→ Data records
- Opening Delimiter -

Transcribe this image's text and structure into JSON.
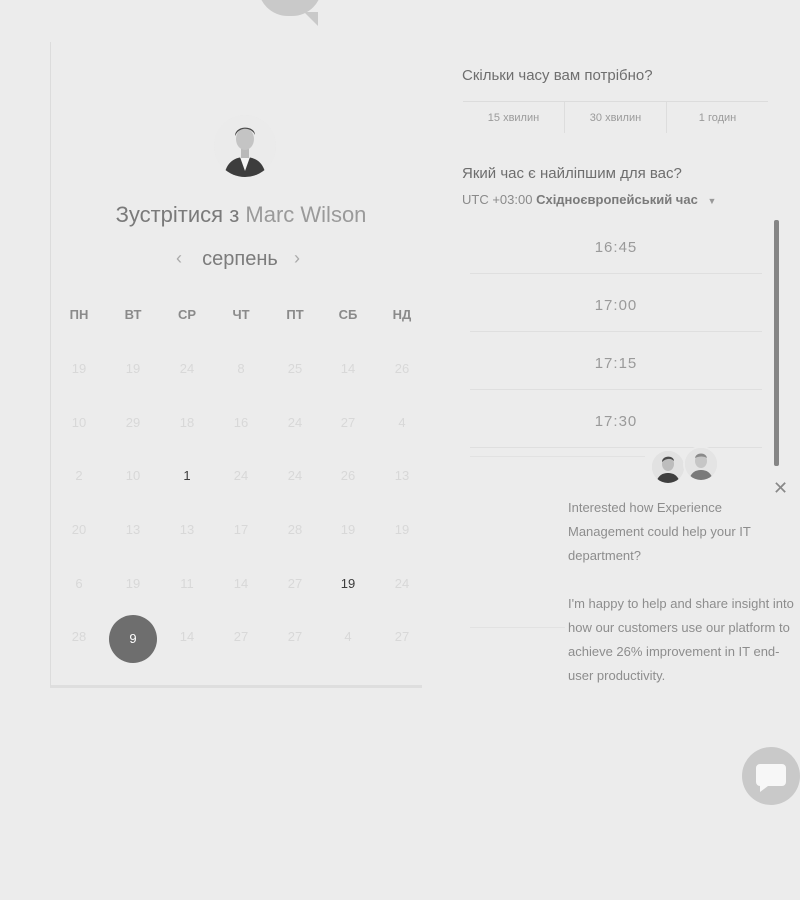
{
  "meeting": {
    "title_prefix": "Зустрітися з",
    "host_name": "Marc Wilson"
  },
  "calendar": {
    "month": "серпень",
    "weekdays": [
      "ПН",
      "ВТ",
      "СР",
      "ЧТ",
      "ПТ",
      "СБ",
      "НД"
    ],
    "weeks": [
      [
        "19",
        "19",
        "24",
        "8",
        "25",
        "14",
        "26"
      ],
      [
        "10",
        "29",
        "18",
        "16",
        "24",
        "27",
        "4"
      ],
      [
        "2",
        "10",
        "1",
        "24",
        "24",
        "26",
        "13"
      ],
      [
        "20",
        "13",
        "13",
        "17",
        "28",
        "19",
        "19"
      ],
      [
        "6",
        "19",
        "11",
        "14",
        "27",
        "19",
        "24"
      ],
      [
        "28",
        "9",
        "14",
        "27",
        "27",
        "4",
        "27"
      ]
    ],
    "available": [
      [
        2,
        2
      ],
      [
        4,
        5
      ]
    ],
    "selected": [
      5,
      1
    ]
  },
  "duration": {
    "title": "Скільки часу вам потрібно?",
    "options": [
      "15 хвилин",
      "30 хвилин",
      "1 годин"
    ]
  },
  "time": {
    "title": "Який час є найліпшим для вас?",
    "tz_offset": "UTC +03:00",
    "tz_name": "Східноєвропейський час",
    "slots": [
      "16:45",
      "17:00",
      "17:15",
      "17:30"
    ]
  },
  "chat": {
    "message1": "Interested how Experience Management could help your IT department?",
    "message2": "I'm happy to help and share insight into how our customers use our platform to achieve 26% improvement in IT end-user productivity."
  },
  "icons": {
    "prev": "chevron-left-icon",
    "next": "chevron-right-icon",
    "close": "close-icon",
    "chat": "chat-bubble-icon",
    "tz_caret": "caret-down-icon"
  }
}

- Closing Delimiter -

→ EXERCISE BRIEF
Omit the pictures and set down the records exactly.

→ SOLUTION TO THE EXERCISE
Transcribe this image's text and structure into JSON.
{
  "meeting": {
    "title_prefix": "Зустрітися з",
    "host_name": "Marc Wilson"
  },
  "calendar": {
    "month": "серпень",
    "weekdays": [
      "ПН",
      "ВТ",
      "СР",
      "ЧТ",
      "ПТ",
      "СБ",
      "НД"
    ],
    "weeks": [
      [
        "19",
        "19",
        "24",
        "8",
        "25",
        "14",
        "26"
      ],
      [
        "10",
        "29",
        "18",
        "16",
        "24",
        "27",
        "4"
      ],
      [
        "2",
        "10",
        "1",
        "24",
        "24",
        "26",
        "13"
      ],
      [
        "20",
        "13",
        "13",
        "17",
        "28",
        "19",
        "19"
      ],
      [
        "6",
        "19",
        "11",
        "14",
        "27",
        "19",
        "24"
      ],
      [
        "28",
        "9",
        "14",
        "27",
        "27",
        "4",
        "27"
      ]
    ],
    "available": [
      [
        2,
        2
      ],
      [
        4,
        5
      ]
    ],
    "selected": [
      5,
      1
    ]
  },
  "duration": {
    "title": "Скільки часу вам потрібно?",
    "options": [
      "15 хвилин",
      "30 хвилин",
      "1 годин"
    ]
  },
  "time": {
    "title": "Який час є найліпшим для вас?",
    "tz_offset": "UTC +03:00",
    "tz_name": "Східноєвропейський час",
    "slots": [
      "16:45",
      "17:00",
      "17:15",
      "17:30"
    ]
  },
  "chat": {
    "message1": "Interested how Experience Management could help your IT department?",
    "message2": "I'm happy to help and share insight into how our customers use our platform to achieve 26% improvement in IT end-user productivity."
  },
  "icons": {
    "prev": "chevron-left-icon",
    "next": "chevron-right-icon",
    "close": "close-icon",
    "chat": "chat-bubble-icon",
    "tz_caret": "caret-down-icon"
  }
}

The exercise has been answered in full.